## Assigned task
Report all lines from the entries below in which "speck" appears.

## Data records for software interfaces
● ● ● ●

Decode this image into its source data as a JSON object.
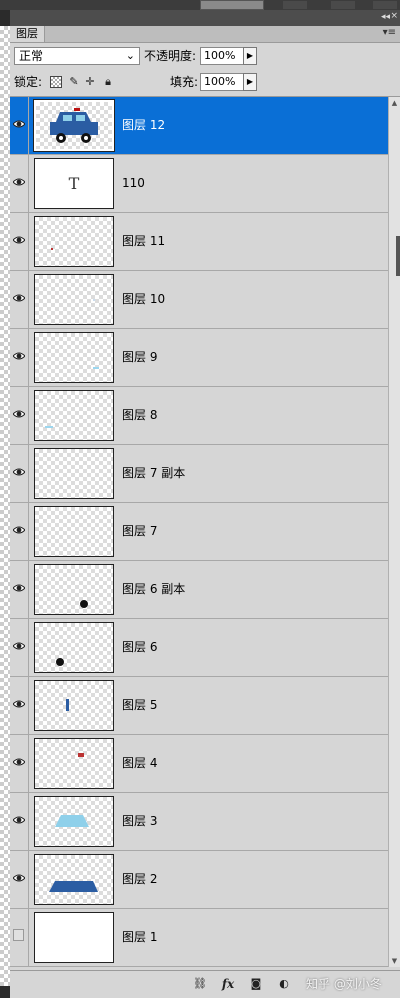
{
  "panel": {
    "tab_label": "图层",
    "menu_icon": "▾≡",
    "collapse_icon": "◂◂",
    "close_icon": "×"
  },
  "blend": {
    "mode": "正常",
    "opacity_label": "不透明度:",
    "opacity_value": "100%"
  },
  "lock": {
    "label": "锁定:",
    "fill_label": "填充:",
    "fill_value": "100%"
  },
  "layers": [
    {
      "name": "图层 12",
      "visible": true,
      "selected": true,
      "thumb": "car"
    },
    {
      "name": "110",
      "visible": true,
      "selected": false,
      "thumb": "text"
    },
    {
      "name": "图层 11",
      "visible": true,
      "selected": false,
      "thumb": "dot-red"
    },
    {
      "name": "图层 10",
      "visible": true,
      "selected": false,
      "thumb": "speck"
    },
    {
      "name": "图层 9",
      "visible": true,
      "selected": false,
      "thumb": "light-blue-speck"
    },
    {
      "name": "图层 8",
      "visible": true,
      "selected": false,
      "thumb": "light-blue-speck-left"
    },
    {
      "name": "图层 7 副本",
      "visible": true,
      "selected": false,
      "thumb": "empty"
    },
    {
      "name": "图层 7",
      "visible": true,
      "selected": false,
      "thumb": "empty"
    },
    {
      "name": "图层 6 副本",
      "visible": true,
      "selected": false,
      "thumb": "wheel-right"
    },
    {
      "name": "图层 6",
      "visible": true,
      "selected": false,
      "thumb": "wheel-left"
    },
    {
      "name": "图层 5",
      "visible": true,
      "selected": false,
      "thumb": "blue-bar"
    },
    {
      "name": "图层 4",
      "visible": true,
      "selected": false,
      "thumb": "red-light"
    },
    {
      "name": "图层 3",
      "visible": true,
      "selected": false,
      "thumb": "window"
    },
    {
      "name": "图层 2",
      "visible": true,
      "selected": false,
      "thumb": "car-body"
    },
    {
      "name": "图层 1",
      "visible": false,
      "selected": false,
      "thumb": "white"
    }
  ],
  "bottom": {
    "watermark": "知乎 @刘小冬"
  },
  "colors": {
    "selection": "#0a6fd6",
    "panel_bg": "#d6d6d6",
    "car_blue": "#2b5da3",
    "window_blue": "#8fd0ea"
  }
}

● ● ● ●

## Exercise solution
      "thumb": "speck"
      "thumb": "light-blue-speck"
      "thumb": "light-blue-speck-left"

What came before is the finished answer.